# What the task requires:
Output the full listing below exactly.

-- Opening Marker --

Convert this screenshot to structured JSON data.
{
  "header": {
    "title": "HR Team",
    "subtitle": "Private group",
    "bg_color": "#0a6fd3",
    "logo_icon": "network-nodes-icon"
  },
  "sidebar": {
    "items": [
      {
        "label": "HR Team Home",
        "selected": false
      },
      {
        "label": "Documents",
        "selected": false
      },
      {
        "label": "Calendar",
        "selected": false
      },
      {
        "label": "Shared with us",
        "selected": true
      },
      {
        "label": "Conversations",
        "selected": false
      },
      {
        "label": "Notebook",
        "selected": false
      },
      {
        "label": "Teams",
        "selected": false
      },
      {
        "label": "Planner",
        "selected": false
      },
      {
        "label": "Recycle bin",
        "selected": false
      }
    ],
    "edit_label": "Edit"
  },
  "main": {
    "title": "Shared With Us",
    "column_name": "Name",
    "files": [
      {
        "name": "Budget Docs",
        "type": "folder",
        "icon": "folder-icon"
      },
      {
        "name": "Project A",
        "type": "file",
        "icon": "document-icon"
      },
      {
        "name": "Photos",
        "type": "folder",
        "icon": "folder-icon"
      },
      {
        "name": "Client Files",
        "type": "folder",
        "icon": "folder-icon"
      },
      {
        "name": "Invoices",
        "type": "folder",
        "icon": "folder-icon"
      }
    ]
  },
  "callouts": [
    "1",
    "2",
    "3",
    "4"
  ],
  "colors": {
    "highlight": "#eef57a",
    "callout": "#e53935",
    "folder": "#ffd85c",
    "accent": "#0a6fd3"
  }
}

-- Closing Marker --

# Task response:
Convert this screenshot to structured JSON data.
{
  "header": {
    "title": "HR Team",
    "subtitle": "Private group",
    "bg_color": "#0a6fd3",
    "logo_icon": "network-nodes-icon"
  },
  "sidebar": {
    "items": [
      {
        "label": "HR Team Home",
        "selected": false
      },
      {
        "label": "Documents",
        "selected": false
      },
      {
        "label": "Calendar",
        "selected": false
      },
      {
        "label": "Shared with us",
        "selected": true
      },
      {
        "label": "Conversations",
        "selected": false
      },
      {
        "label": "Notebook",
        "selected": false
      },
      {
        "label": "Teams",
        "selected": false
      },
      {
        "label": "Planner",
        "selected": false
      },
      {
        "label": "Recycle bin",
        "selected": false
      }
    ],
    "edit_label": "Edit"
  },
  "main": {
    "title": "Shared With Us",
    "column_name": "Name",
    "files": [
      {
        "name": "Budget Docs",
        "type": "folder",
        "icon": "folder-icon"
      },
      {
        "name": "Project A",
        "type": "file",
        "icon": "document-icon"
      },
      {
        "name": "Photos",
        "type": "folder",
        "icon": "folder-icon"
      },
      {
        "name": "Client Files",
        "type": "folder",
        "icon": "folder-icon"
      },
      {
        "name": "Invoices",
        "type": "folder",
        "icon": "folder-icon"
      }
    ]
  },
  "callouts": [
    "1",
    "2",
    "3",
    "4"
  ],
  "colors": {
    "highlight": "#eef57a",
    "callout": "#e53935",
    "folder": "#ffd85c",
    "accent": "#0a6fd3"
  }
}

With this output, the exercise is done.